Stored records
□ □ □

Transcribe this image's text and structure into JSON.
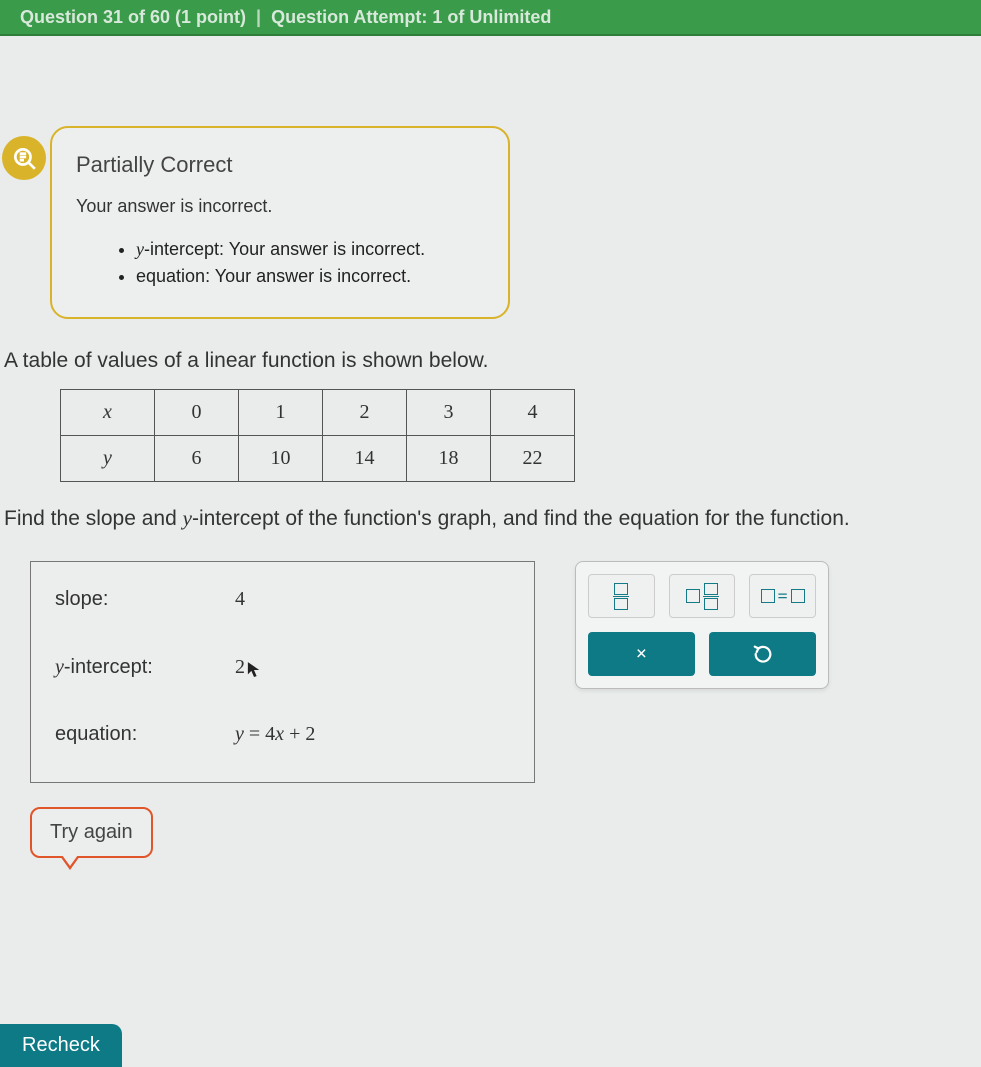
{
  "header": {
    "question_counter": "Question 31 of 60 (1 point)",
    "attempt": "Question Attempt: 1 of Unlimited"
  },
  "feedback": {
    "status_title": "Partially Correct",
    "subtitle": "Your answer is incorrect.",
    "items": [
      {
        "label": "y",
        "suffix": "-intercept: Your answer is incorrect."
      },
      {
        "label": "",
        "suffix": "equation: Your answer is incorrect."
      }
    ]
  },
  "prompt": "A table of values of a linear function is shown below.",
  "table": {
    "row_labels": [
      "x",
      "y"
    ],
    "x_values": [
      "0",
      "1",
      "2",
      "3",
      "4"
    ],
    "y_values": [
      "6",
      "10",
      "14",
      "18",
      "22"
    ]
  },
  "instruction_parts": {
    "p1": "Find the slope and ",
    "yi": "y",
    "p2": "-intercept of the function's graph, and find the equation for the function."
  },
  "answers": {
    "slope_label": "slope:",
    "slope_value": "4",
    "yint_label_prefix": "y",
    "yint_label_suffix": "-intercept:",
    "yint_value": "2",
    "eq_label": "equation:",
    "eq_lhs": "y",
    "eq_mid": " = 4",
    "eq_x": "x",
    "eq_rhs": " + 2"
  },
  "palette": {
    "clear_label": "×",
    "undo_label": "↺"
  },
  "buttons": {
    "try_again": "Try again",
    "recheck": "Recheck"
  }
}
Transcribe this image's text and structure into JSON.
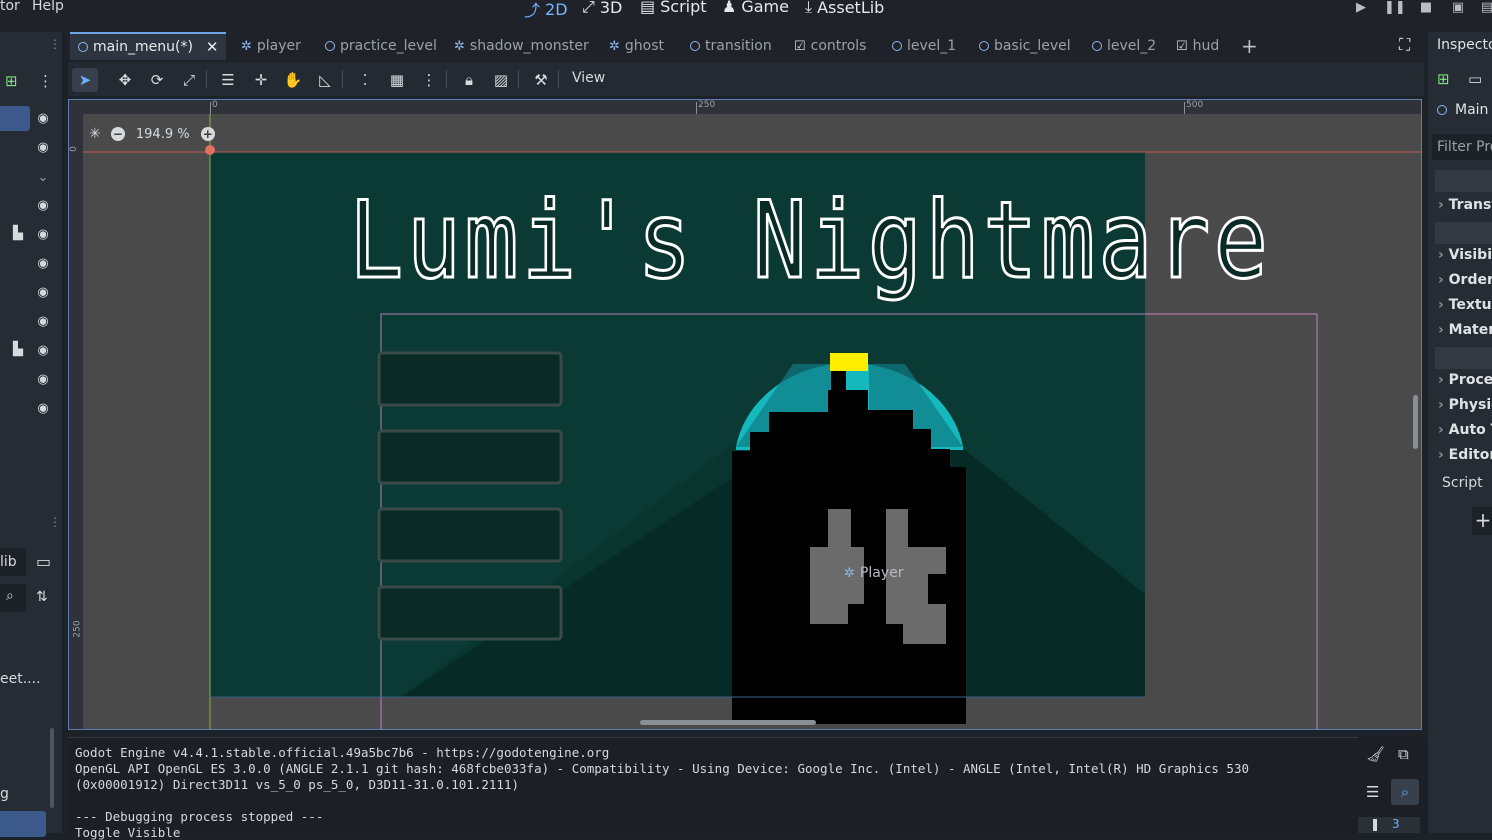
{
  "menu": {
    "editor_partial": "tor",
    "help": "Help"
  },
  "workspaces": [
    {
      "label": "2D",
      "icon": "2d-icon",
      "active": true
    },
    {
      "label": "3D",
      "icon": "3d-icon",
      "active": false
    },
    {
      "label": "Script",
      "icon": "script-icon",
      "active": false
    },
    {
      "label": "Game",
      "icon": "game-icon",
      "active": false
    },
    {
      "label": "AssetLib",
      "icon": "assetlib-icon",
      "active": false
    }
  ],
  "tabs": [
    {
      "label": "main_menu(*)",
      "icon": "node-circle-icon",
      "current": true
    },
    {
      "label": "player",
      "icon": "character-icon"
    },
    {
      "label": "practice_level",
      "icon": "node-circle-icon"
    },
    {
      "label": "shadow_monster",
      "icon": "character-icon"
    },
    {
      "label": "ghost",
      "icon": "character-icon"
    },
    {
      "label": "transition",
      "icon": "node-circle-icon"
    },
    {
      "label": "controls",
      "icon": "control-icon"
    },
    {
      "label": "level_1",
      "icon": "node-circle-icon"
    },
    {
      "label": "basic_level",
      "icon": "node-circle-icon"
    },
    {
      "label": "level_2",
      "icon": "node-circle-icon"
    },
    {
      "label": "hud",
      "icon": "control-icon"
    }
  ],
  "toolbar": {
    "view_label": "View"
  },
  "viewport": {
    "zoom": "194.9 %",
    "ruler_top": [
      "0",
      "250",
      "500"
    ],
    "ruler_left": [
      "0",
      "250"
    ],
    "game_title": "Lumi's Nightmare",
    "player_label": "Player",
    "colors": {
      "scene_bg": "#0a3a33",
      "lamp_cyan": "#15b9bd",
      "lamp_yellow": "#ffee00",
      "player_gray": "#6b6b6b"
    }
  },
  "left_dock": {
    "filter_partial": "lib",
    "file_partial": "eet....",
    "debug_partial": "g"
  },
  "inspector": {
    "title": "Inspecto",
    "node_name": "Main",
    "filter": "Filter Pro",
    "sections": [
      "Transf",
      "Visibil",
      "Order",
      "Textur",
      "Mater",
      "Proces",
      "Physic",
      "Auto T",
      "Editor"
    ],
    "script_label": "Script"
  },
  "output": {
    "lines": [
      "Godot Engine v4.4.1.stable.official.49a5bc7b6 - https://godotengine.org",
      "OpenGL API OpenGL ES 3.0.0 (ANGLE 2.1.1 git hash: 468fcbe033fa) - Compatibility - Using Device: Google Inc. (Intel) - ANGLE (Intel, Intel(R) HD Graphics 530",
      "(0x00001912) Direct3D11 vs_5_0 ps_5_0, D3D11-31.0.101.2111)",
      "",
      "--- Debugging process stopped ---",
      "Toggle Visible"
    ],
    "badge": "3"
  }
}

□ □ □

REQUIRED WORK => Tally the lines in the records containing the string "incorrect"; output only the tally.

EXERCISE RESPONSE => 3